I. WESTFALL ACT CERTIFICATION
Before turning to the merits of the motion to dismiss, the Court will address plaintiff's apparent challenge to the Westfall Act certification.*fn1 The Federal Employees Liability Reform and Tort Compensation Act of 1988, also known as the Westfall Act, "accords federal employees absolute immunity from common-law tort claims arising out of acts they undertake in the course of their official duties." Wuterich v. Murtha, 562 F.3d 375, 380 (D.C. Cir. 2009). Under the Act, "when a federal employee is named in a tort suit, the Attorney General or his designee may certify that the employee was 'acting within the scope of his office or employment at the time of the incident out of which the claim arose.'" Id. (quoting 28 U.S.C. § 2679(d)). "Upon certification . . . any civil action or proceeding commenced upon such claim in a State court shall be removed . . . to the district court of the United States for the district and division embracing the place in which the action or proceeding is pending. Such action or proceeding shall be deemed to be an action or proceeding brought against the United States under the provisions of [the Federal Tort Claims Act] . . . , and the United States shall be substituted as the party defendant." 28 U.S.C. § 2679(d)(2).

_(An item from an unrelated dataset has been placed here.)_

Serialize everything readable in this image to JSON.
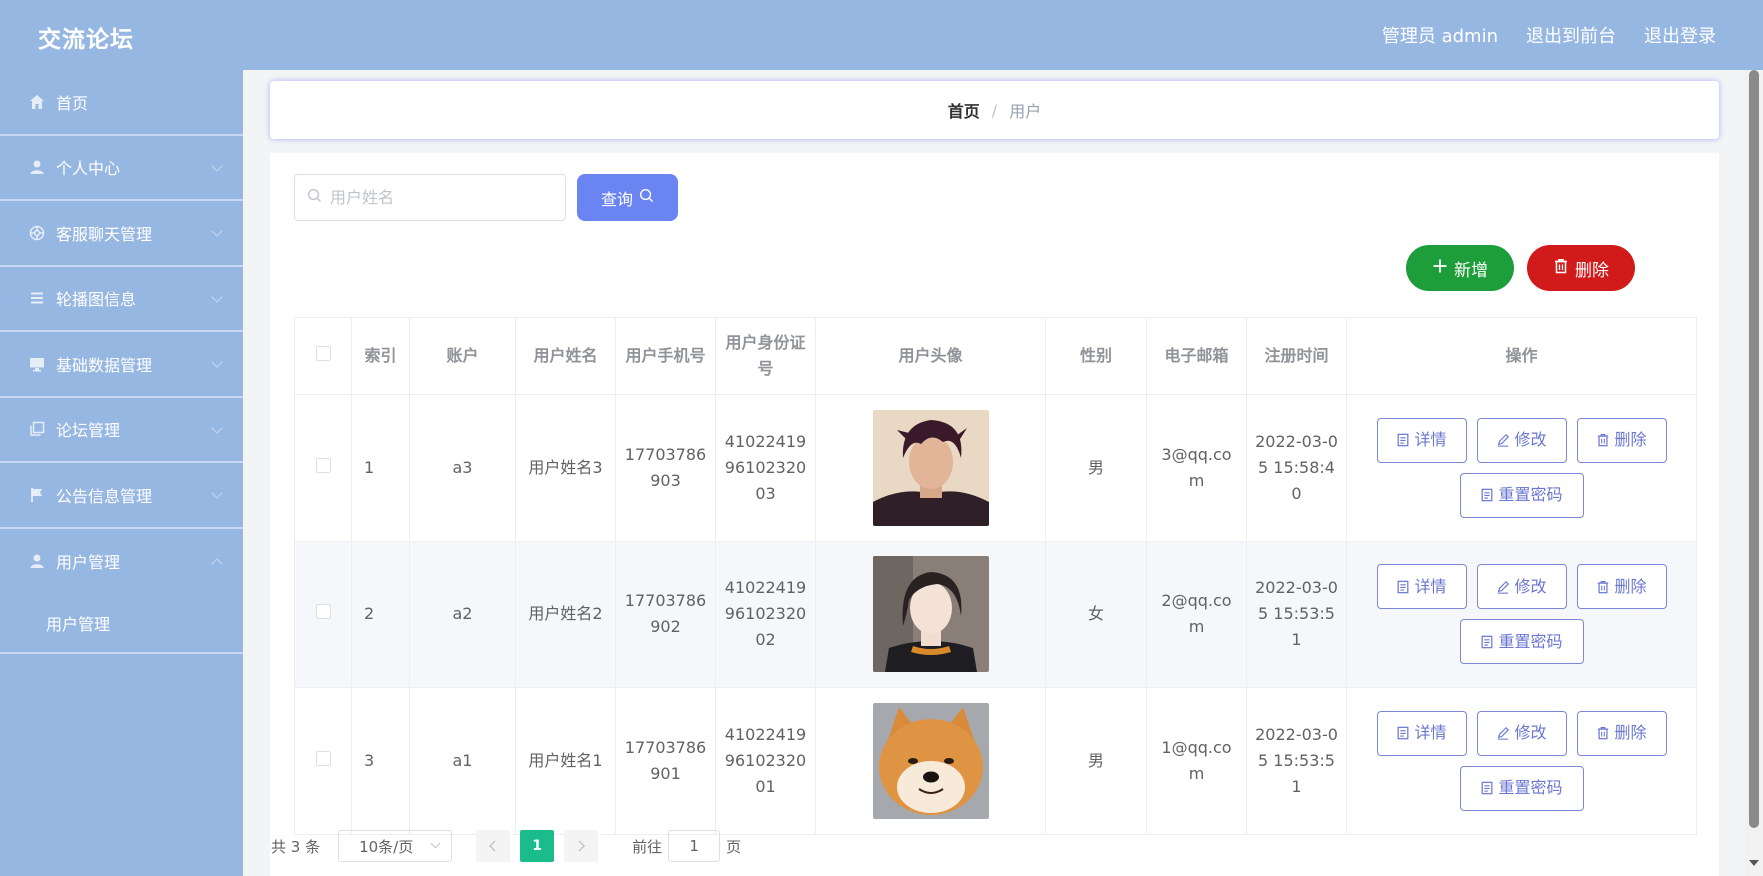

A Westfall Act certification is conclusive for the purposes of removal, see 28 U.S.C. § 2679(d)(2), but "[a] plaintiff may contest the Attorney General's scope-of-employment certification before a district court." Wuterich v. Murtha, 562 F.3d 375, 381 (D.C. Cir. 2009). Once a plaintiff challenges the scope-of-employment certification, the certification "constitute[s] prima facie evidence that the employee was acting within the scope of his employment." Id. To rebut the certification, a plaintiff must "alleg[e] sufficient facts that, taken as true, would establish that the defendant['s] actions exceeded the scope of [his] employment." Id. Upon consideration of plaintiff's complaint and the additional facts included in her response to the motion to dismiss, the Court concludes that she has not met this standard since she provides no facts whatsoever but merely refers to the conduct as "unethical, unprofessional [and] unjustified."
II. SUBJECT MATTER JURISDICTION
Having found no basis for rejecting the Westfall Act certification, what is now before the Court is a tort suit for damages against the United States. In these circumstances, "the only possible basis for subject matter jurisdiction [is] the Federal Tort Claims Act (FTCA), 28 U.S.C. § 1346(b)." Epps v. U.S. Atty Gen., 575 F. Supp. 2d 232, 238 (D.D.C. 2008); see also Benoit v. U.S. Dept. of Agriculture, 608 F.3d 17, 20 (D.C. Cir. 2010) ("Suits for damages against the United States under the common law must be brought pursuant to the limited waiver of sovereign immunity in the FTCA."). Defendants argue, however, and the Court agrees, that the FTCA does not give the Court subject matter jurisdiction over plaintiff's claims.
A. No Waiver of Sovereign Immunity
First, although the FTCA waives the sovereign immunity of the United States with respect to some torts, it expressly bars suits against the United States with regards to claims of "libel, slander, misrepresentation, deceit, or interference with contract rights." 28 U.S.C. § 2680(h). Defamation claims are similarly barred. Gardner v. United States, 213 F.3d 735, 737 n.1 (D.C. Cir. 2000). ...